The Department estimates it will spend £20.7 billion between 2015 and 2032 to provide 363,000 new grant-funded affordable homes. Through the 2015 and 2016 Programmes, the Department forecasts that 206,000 new grant-funded homes will be built. There is a clear demand for more social homes for rent, a tenure which is the only real affordable option for many people. Homes for social rent provide the highest value for money, but it is a ministerial decision that half of homes to be built under the 2021 Programme are for ownership rather than rental. And yet the Department has not calculated potential savings from reducing the number of people in temporary accommodation which is costly to the taxpayer.

As well as the total of homes the Department has sub targets for different categories of housing which it is also struggling to meet. For the 2021 Programme, the Department is set to miss its targets to deliver 10% of homes in rural areas and may struggle to deliver 10% of homes as supported homes (where support, supervision or care is provided alongside).

The Department does not focus support to local authorities with the highest housing needs. It specifies an overall target for new homes that local authorities should see built in their area but does not use the Programme to help individual councils meet these targets. Local authorities lack strong powers to shape development in their local areas as they face penalties if they do not approve enough development proposals put forward by housing providers to meet their overall targets.
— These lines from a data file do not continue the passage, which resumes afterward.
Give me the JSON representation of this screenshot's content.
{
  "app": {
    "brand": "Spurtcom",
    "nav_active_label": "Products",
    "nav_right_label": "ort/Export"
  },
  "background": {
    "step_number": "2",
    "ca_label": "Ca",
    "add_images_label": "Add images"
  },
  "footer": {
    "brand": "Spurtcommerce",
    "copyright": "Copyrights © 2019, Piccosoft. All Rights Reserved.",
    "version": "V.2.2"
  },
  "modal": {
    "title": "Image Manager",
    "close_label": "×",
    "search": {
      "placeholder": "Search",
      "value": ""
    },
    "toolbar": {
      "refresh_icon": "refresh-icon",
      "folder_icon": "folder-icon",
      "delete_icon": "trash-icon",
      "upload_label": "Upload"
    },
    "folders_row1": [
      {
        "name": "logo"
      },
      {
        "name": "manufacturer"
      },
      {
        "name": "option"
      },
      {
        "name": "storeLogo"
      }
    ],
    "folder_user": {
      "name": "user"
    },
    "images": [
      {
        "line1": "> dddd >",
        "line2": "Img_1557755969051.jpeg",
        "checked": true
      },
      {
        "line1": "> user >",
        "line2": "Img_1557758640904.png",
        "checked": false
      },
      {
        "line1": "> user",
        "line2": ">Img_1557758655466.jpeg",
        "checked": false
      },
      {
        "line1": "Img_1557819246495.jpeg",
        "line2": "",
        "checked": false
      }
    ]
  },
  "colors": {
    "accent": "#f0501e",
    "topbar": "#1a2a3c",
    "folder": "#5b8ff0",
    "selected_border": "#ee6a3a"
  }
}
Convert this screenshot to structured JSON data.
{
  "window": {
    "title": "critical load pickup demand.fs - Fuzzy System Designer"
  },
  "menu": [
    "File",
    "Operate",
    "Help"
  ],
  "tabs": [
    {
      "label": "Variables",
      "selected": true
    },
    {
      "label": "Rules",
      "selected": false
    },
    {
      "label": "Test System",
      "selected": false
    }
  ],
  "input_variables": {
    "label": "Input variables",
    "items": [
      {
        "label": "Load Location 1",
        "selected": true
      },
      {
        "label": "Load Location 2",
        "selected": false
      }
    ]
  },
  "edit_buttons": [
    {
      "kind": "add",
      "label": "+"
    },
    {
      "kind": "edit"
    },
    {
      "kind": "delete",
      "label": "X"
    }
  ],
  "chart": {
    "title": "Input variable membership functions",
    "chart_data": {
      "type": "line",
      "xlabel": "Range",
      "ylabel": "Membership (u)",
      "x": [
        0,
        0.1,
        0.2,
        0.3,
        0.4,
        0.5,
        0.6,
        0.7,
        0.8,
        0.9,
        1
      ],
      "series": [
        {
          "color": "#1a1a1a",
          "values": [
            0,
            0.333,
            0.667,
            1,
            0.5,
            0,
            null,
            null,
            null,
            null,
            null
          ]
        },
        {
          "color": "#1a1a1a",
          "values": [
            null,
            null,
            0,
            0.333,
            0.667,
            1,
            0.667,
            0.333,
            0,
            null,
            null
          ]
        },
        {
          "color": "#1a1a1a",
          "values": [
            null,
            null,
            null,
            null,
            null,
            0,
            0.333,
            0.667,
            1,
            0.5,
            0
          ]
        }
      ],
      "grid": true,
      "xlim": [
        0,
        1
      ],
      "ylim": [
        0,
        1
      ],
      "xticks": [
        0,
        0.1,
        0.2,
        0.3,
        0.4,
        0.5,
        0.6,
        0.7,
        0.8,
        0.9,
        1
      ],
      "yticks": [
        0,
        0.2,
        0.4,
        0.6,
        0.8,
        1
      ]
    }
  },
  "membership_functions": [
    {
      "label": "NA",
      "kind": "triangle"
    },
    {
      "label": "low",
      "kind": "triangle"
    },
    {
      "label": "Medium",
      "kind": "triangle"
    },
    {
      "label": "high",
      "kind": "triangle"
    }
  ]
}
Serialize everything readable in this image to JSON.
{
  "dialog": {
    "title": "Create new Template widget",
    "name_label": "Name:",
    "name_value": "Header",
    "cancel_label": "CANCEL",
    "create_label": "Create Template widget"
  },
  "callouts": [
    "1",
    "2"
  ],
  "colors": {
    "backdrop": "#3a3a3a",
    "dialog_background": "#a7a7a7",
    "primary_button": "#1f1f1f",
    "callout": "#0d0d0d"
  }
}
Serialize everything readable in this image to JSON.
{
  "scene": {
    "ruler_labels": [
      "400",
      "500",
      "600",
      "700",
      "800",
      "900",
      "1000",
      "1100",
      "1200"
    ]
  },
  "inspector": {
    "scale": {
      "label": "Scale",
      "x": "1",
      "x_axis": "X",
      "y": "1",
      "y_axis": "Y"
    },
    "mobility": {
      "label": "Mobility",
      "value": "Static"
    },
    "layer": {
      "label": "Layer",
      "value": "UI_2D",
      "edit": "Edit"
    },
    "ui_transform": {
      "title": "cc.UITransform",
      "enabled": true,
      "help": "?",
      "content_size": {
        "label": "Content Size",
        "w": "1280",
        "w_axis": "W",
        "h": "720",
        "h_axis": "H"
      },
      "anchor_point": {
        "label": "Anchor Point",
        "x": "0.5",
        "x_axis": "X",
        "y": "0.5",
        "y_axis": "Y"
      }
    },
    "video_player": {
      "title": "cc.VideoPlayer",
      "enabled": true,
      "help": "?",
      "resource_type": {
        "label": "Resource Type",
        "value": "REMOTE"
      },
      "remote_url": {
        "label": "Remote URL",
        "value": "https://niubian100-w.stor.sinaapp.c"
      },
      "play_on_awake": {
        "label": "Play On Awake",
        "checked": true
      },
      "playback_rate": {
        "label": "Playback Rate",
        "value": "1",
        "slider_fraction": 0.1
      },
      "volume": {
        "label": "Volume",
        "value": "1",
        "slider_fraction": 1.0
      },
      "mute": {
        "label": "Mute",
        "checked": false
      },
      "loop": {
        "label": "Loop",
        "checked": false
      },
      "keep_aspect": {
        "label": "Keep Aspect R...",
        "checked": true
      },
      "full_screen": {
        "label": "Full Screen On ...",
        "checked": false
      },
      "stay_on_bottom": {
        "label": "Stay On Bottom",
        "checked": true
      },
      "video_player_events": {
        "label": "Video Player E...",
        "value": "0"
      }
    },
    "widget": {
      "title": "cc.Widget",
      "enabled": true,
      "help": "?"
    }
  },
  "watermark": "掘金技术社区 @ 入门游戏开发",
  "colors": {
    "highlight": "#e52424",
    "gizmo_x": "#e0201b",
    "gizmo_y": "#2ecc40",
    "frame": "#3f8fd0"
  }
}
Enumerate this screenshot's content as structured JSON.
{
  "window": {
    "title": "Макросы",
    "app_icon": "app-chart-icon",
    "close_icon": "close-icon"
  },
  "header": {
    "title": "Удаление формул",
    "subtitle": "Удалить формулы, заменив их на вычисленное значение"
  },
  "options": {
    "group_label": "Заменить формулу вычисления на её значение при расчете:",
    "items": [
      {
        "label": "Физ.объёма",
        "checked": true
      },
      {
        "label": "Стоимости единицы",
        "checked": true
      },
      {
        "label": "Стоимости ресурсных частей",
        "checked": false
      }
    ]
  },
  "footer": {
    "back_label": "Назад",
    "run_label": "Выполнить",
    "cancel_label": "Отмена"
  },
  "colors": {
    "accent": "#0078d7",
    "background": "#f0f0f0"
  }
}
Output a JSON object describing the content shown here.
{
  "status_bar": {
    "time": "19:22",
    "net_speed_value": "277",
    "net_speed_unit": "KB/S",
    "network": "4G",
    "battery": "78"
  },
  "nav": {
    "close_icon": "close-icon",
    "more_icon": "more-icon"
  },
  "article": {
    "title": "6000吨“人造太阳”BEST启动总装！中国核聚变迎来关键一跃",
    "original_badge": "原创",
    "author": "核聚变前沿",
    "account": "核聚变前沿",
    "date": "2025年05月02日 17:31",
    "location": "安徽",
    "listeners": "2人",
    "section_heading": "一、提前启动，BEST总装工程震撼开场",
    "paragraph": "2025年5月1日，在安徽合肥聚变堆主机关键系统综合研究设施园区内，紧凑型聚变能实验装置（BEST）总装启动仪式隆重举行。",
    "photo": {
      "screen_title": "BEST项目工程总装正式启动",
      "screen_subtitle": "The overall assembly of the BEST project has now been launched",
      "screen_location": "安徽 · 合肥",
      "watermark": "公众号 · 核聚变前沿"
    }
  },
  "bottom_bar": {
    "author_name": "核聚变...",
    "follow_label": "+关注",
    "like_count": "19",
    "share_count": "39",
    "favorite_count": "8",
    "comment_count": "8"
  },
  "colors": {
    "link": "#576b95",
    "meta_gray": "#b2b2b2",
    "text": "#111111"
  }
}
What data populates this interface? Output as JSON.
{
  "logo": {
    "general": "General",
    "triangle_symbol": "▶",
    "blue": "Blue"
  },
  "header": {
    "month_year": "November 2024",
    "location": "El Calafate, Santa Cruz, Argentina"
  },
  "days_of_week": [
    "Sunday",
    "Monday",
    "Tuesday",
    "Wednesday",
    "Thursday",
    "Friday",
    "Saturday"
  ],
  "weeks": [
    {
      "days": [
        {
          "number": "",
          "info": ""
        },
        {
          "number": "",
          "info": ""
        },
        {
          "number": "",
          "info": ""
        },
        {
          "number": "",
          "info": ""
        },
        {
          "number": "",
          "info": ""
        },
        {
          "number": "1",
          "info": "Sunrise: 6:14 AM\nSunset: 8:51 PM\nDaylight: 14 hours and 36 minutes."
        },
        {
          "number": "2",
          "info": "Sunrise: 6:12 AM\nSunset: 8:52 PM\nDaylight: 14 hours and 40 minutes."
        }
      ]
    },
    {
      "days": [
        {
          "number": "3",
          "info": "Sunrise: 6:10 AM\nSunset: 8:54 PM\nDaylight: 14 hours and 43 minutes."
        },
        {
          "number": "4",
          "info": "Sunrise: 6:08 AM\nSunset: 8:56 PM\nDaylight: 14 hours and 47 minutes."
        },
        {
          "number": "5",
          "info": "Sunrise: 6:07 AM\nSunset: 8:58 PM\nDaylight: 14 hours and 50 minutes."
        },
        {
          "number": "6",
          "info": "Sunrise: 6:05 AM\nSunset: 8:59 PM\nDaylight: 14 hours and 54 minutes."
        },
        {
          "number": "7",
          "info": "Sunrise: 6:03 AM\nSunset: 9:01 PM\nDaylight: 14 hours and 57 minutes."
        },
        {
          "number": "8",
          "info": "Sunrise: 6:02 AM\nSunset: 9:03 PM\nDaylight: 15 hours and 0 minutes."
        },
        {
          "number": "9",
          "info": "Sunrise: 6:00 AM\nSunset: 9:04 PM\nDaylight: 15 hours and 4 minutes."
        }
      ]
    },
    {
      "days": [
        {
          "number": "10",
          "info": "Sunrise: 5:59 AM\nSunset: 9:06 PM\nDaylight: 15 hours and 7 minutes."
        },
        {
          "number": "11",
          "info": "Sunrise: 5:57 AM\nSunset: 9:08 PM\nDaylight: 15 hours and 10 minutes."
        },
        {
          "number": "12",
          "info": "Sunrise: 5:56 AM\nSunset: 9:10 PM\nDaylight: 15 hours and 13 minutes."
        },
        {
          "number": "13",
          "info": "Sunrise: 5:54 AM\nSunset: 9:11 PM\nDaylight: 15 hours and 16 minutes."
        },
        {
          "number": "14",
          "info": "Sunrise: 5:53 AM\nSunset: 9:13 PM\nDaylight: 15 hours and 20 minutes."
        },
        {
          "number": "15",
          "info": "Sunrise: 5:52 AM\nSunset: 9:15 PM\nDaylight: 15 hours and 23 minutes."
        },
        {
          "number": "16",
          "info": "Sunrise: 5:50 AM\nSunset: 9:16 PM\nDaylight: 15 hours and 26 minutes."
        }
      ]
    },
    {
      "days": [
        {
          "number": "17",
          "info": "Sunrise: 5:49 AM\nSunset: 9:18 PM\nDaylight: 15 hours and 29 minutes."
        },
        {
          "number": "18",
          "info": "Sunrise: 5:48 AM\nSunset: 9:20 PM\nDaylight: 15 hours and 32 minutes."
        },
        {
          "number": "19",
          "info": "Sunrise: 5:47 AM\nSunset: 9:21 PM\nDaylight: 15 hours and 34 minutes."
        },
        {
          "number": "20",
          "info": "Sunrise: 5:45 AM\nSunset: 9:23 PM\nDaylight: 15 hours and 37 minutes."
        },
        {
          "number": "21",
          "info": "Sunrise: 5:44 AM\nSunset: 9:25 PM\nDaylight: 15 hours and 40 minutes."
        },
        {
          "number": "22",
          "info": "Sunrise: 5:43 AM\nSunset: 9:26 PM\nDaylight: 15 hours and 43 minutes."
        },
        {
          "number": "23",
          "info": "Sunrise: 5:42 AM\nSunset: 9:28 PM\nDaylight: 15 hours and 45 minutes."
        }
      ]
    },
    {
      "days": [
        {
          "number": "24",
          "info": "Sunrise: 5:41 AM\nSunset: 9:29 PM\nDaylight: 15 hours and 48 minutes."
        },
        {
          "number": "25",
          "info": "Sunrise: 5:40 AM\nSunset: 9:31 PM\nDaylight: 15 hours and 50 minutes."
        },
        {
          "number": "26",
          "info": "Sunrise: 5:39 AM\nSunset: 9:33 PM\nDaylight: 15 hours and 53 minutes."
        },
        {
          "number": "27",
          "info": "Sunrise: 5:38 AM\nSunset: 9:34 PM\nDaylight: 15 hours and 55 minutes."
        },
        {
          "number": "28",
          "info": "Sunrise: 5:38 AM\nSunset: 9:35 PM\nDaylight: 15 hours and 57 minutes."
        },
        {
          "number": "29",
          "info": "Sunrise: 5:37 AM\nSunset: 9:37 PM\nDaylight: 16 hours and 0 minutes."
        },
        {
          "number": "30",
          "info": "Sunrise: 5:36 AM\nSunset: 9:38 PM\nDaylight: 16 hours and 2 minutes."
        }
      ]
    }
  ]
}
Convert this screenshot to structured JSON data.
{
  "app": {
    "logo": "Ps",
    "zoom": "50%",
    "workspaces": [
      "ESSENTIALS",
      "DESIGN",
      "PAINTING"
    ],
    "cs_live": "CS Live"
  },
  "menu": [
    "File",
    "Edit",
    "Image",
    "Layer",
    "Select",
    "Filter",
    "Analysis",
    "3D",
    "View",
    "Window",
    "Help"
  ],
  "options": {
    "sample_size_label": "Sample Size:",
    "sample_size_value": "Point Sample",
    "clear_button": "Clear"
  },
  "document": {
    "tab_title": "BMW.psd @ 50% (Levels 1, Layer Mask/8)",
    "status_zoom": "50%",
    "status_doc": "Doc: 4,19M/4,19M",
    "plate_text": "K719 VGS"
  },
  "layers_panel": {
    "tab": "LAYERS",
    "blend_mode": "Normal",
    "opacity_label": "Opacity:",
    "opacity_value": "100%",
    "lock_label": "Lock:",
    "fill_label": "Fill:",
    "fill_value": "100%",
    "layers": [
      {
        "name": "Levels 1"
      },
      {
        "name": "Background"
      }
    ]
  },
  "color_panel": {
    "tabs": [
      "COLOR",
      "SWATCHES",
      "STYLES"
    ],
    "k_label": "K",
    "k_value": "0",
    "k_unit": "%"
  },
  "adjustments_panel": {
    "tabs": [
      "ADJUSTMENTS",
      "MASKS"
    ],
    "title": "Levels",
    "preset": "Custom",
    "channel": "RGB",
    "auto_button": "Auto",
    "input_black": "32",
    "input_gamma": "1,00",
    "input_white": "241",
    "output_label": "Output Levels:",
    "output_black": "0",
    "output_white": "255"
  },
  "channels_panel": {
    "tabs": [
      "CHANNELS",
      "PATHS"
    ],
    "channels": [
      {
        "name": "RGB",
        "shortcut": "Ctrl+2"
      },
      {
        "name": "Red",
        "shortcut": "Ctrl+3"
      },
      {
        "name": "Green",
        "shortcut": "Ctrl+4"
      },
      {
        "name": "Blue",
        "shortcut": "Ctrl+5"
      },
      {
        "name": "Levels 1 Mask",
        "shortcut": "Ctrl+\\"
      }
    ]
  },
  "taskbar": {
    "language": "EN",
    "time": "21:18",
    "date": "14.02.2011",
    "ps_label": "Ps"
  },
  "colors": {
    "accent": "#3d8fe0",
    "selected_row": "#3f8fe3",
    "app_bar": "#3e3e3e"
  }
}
The Department has also not quantified potential savings by providing homes that could reduce local authorities’ spending on adult social care. On net-zero, the Department’s thinking was not advanced when it set up the 2021 Programme. It did not set any standards for homes to be net-zero, which may lead to expensive retrofitting occurring in the future. The Department fails to publish transparent data on where homes are built by local authority, or information about the type or size of homes, making it difficult to hold the Department to account.